Phi Delta Psi was very well received on the campus and grew in membership quickly. Its emphasis on creating well rounded brothers resulted in the Fraternity having members with the highest GPA and graduation rates compared to the other organizations on their campus.
The Fraternity also held true to its premise of launching its first major community service initiative – the Sickle Cell Testing Initiative. Sickle Cell anemia is a disease that was found to be prevalent in African American populations in 1910; however, it was not until the 70’s that there was a proliferation of public education and screening programs that aimed to raise the awareness of this threat to the black community. Some of the founders had friends or family members who had been affected by it, and experienced firsthand the drastic effects of this disease. Phi Delta Phi’s took heed of this initiative and decided that they would focus on empowering their surrounding community with knowledge about sickle cell. They would consistently have booths setup for students on campus to provide immediate testing for anyone seeking it, as well as pamphlets to provide to family and friends. The second major community service undertaking was the Great American Smoke Out. Even the 1970’s there was some awareness of the dangers of smoking, particularly among young people. However, there was no systematic approach being undertaken at the time to make young smokers aware of the dangers posed to their health or to encourage them not to engage in this destructive habit. Phi Delta Psi also partnered with other Greek and non-Greek organizations on campus to carry out various community service programs that helped the surrounding communities, all the while spreading the word about Phi Delta Psi and its commitment to helping others. These pioneering efforts by the Founders were groundbreaking and directly paralleled the aspirational goals of the organization.

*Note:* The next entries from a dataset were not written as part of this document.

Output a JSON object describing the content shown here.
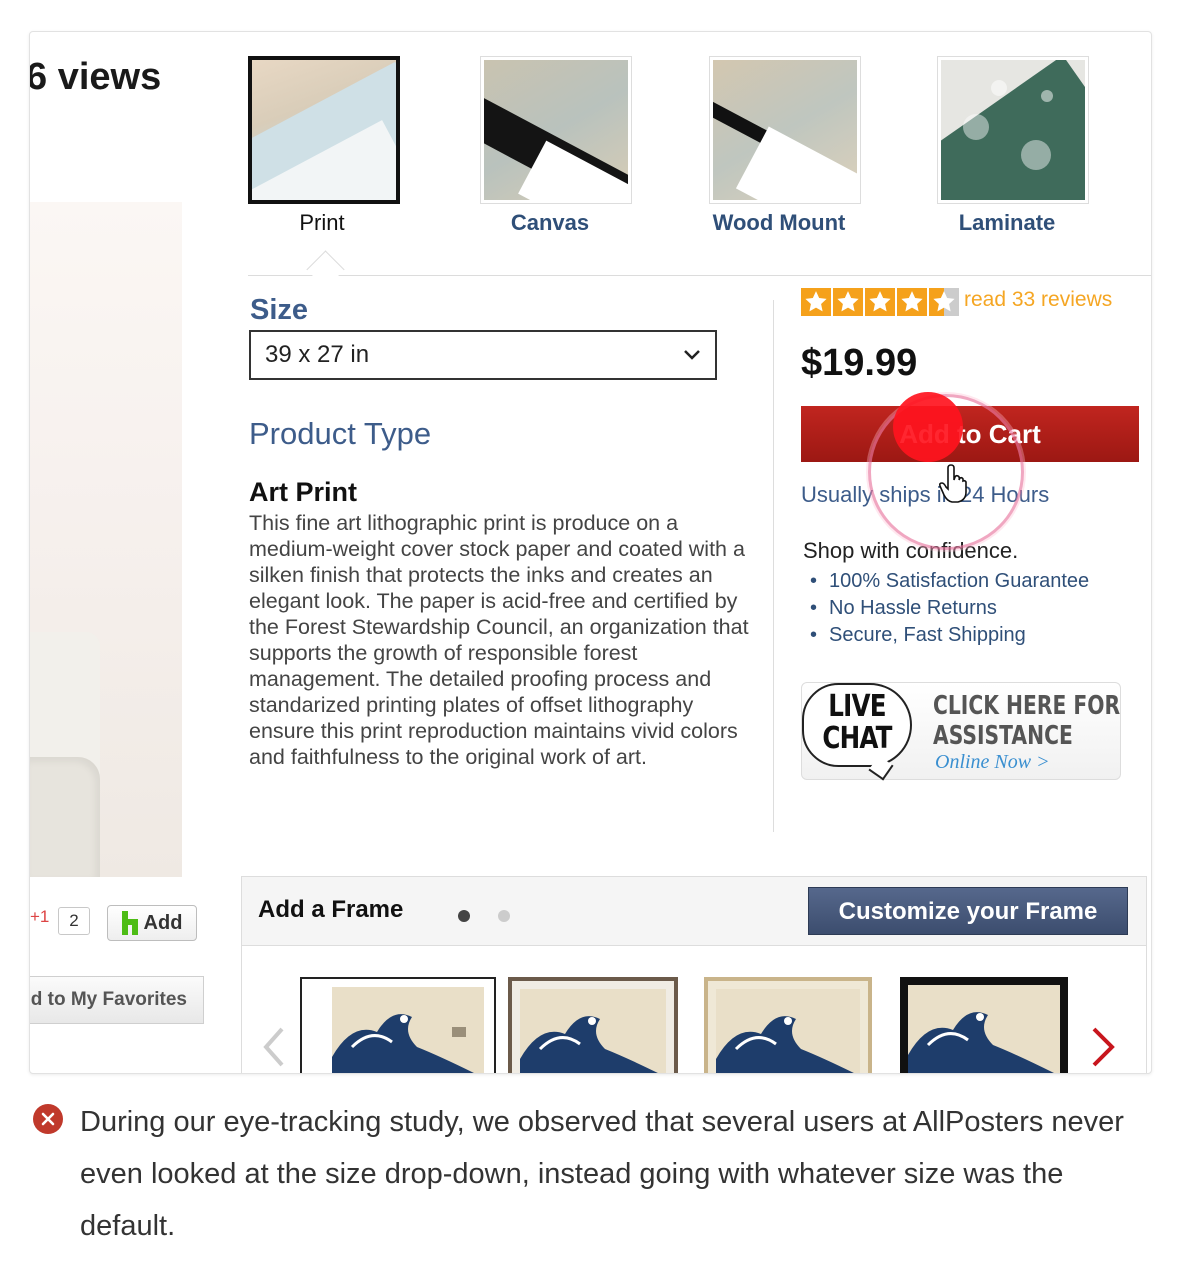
{
  "header": {
    "views_text": "6 views"
  },
  "product_options": [
    {
      "label": "Print",
      "selected": true
    },
    {
      "label": "Canvas",
      "selected": false
    },
    {
      "label": "Wood Mount",
      "selected": false
    },
    {
      "label": "Laminate",
      "selected": false
    }
  ],
  "size": {
    "label": "Size",
    "selected_value": "39 x 27 in"
  },
  "product_type": {
    "label": "Product Type",
    "title": "Art Print",
    "description": "This fine art lithographic print is produce on a medium-weight cover stock paper and coated with a silken finish that protects the inks and creates an elegant look. The paper is acid-free and certified by the Forest Stewardship Council, an organization that supports the growth of responsible forest management. The detailed proofing process and standarized printing plates of offset lithography ensure this print reproduction maintains vivid colors and faithfulness to the original work of art."
  },
  "purchase": {
    "rating_stars": 4.5,
    "reviews_link": "read 33 reviews",
    "price": "$19.99",
    "add_to_cart": "Add to Cart",
    "shipping": "Usually ships in 24 Hours",
    "confidence_heading": "Shop with confidence.",
    "confidence_items": [
      "100% Satisfaction Guarantee",
      "No Hassle Returns",
      "Secure, Fast Shipping"
    ]
  },
  "live_chat": {
    "bubble_line1": "LIVE",
    "bubble_line2": "CHAT",
    "cta_line1": "CLICK HERE FOR",
    "cta_line2": "ASSISTANCE",
    "online": "Online Now >"
  },
  "social": {
    "plus_text": "+1",
    "count": "2",
    "add_label": "Add",
    "favorites_label": "Add to My Favorites"
  },
  "frame": {
    "title": "Add a Frame",
    "customize_button": "Customize your Frame",
    "page_dots": 2,
    "active_dot": 1
  },
  "note": {
    "text": "During our eye-tracking study, we observed that several users at AllPosters never even looked at the size drop-down, instead going with whatever size was the default."
  },
  "colors": {
    "brand_blue": "#3d5c8a",
    "cart_red": "#b31f19",
    "star_orange": "#f5a11b",
    "customize_navy": "#4a5b7d",
    "note_red": "#c0392b"
  }
}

By fall of the following year, the Fraternity had grown from ten members to twenty. Each turning in superior academic work as well as being fully engaged in various initiatives on campus. Phi Delta Psi maintained its focus on the community by recruiting campus leaders to continue their goal of bringing about change. During the holiday season brothers would go out into the community dressed as Santa to provide gifts to children who may not otherwise receive gifts that year. Though these fun events raised the spirits of children, they only offered temporary relief from everyday struggles that faced our community. Brothers from that time often recall the rallies, marches, and events held in protest of the various injustices that still plague us even today. Specifically, Brothers of our organization were even arrested during a peaceful rally protesting apartheid in South Africa on campus in 1980.
These early initiatives that were spearheaded by Phi Delta Phi’s early built character within the organization, and garnered recognition on campus and throughout the community. The execution of such events and realization of set goals provided the foundation upon which our great brotherhood is built. It is the precepts of honor, leadership, and achievement that have and shall continue to propel Phi Delta Psi toward the future with great promise.